Bemused, I looked at the other reviews on Amazon of this book. They fall neatly into two groups. The majority ravers and the minority dissenters. I position myself squarely with the later. This is not a good book.
Why? It feels and reads disingenuously. Another reviewer felt that the author was just gathering information for a new book and spun the story around it. I tend to agree.
Our author starts with an Anglican order of sisters in Canada. Here she muses on the inadequacies of the breadth and diversity of Anglican theology and longs for the dogmatic certainties of Rome. Later in her Roman Catholic stays she rails against that very dogmatism and longs for the Anglican latitude. Then to the Isle of White to stay at Worth Abbey (RC...monks) and St Cecilia's Abbey (RC...Sisters). Here she becomes surprised at the fact that RC sisters adhere to RC dogma (painting a very bleak picture of the sisters in particular ). She is affronted that the good sisters have an age limit of admissions.
For someone with a life long hunch that she might have wanted to enter religious life she seems to have done bugger all research. All the orders she visited have excellent websites with detailed information on all aspects of vocations, including usual age ranges (this book was published in 2013 not 1960). Someone who has had a yearning for religious life would surely have some knowledge about the differences in Anglican and Roman Catholic theology ( particularly as she has parents ,one of each denomination ) but she comes across as an astonished adolescent. This is why it feels disingenuous .
The counterfeit feel and breathless adolescent style was not to my taste and the humour, minimal at best.
If you have read some of the rave reviews that state that this book is quite spiritual, it isn't . If you read that it is an excellent book for those considering entering religious life, it isn't ( contact your national vocations office of the denomination of your choice).

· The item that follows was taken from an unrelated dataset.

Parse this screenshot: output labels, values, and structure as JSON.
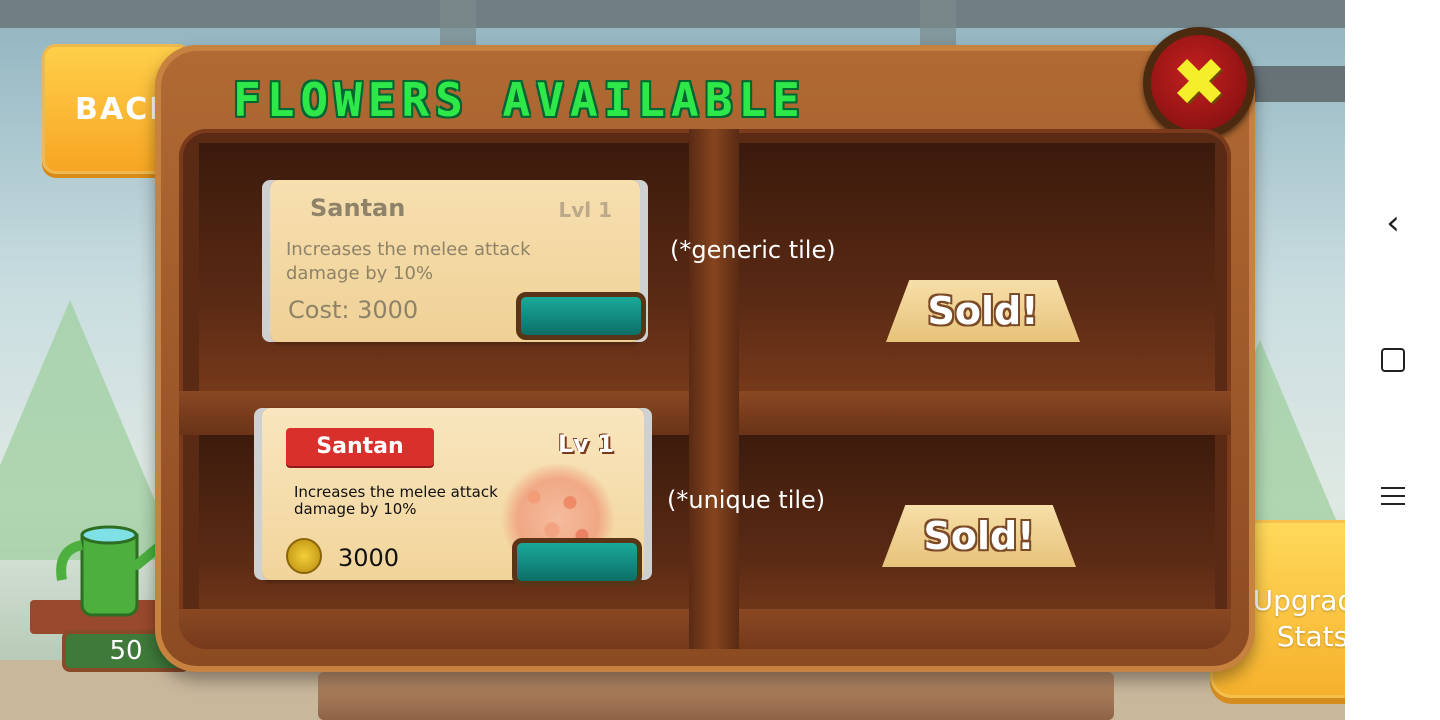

Sorry Jane. I won't be bothering with your other books and sorry if this upsets you but you published it and I paid for it so that gives me a say!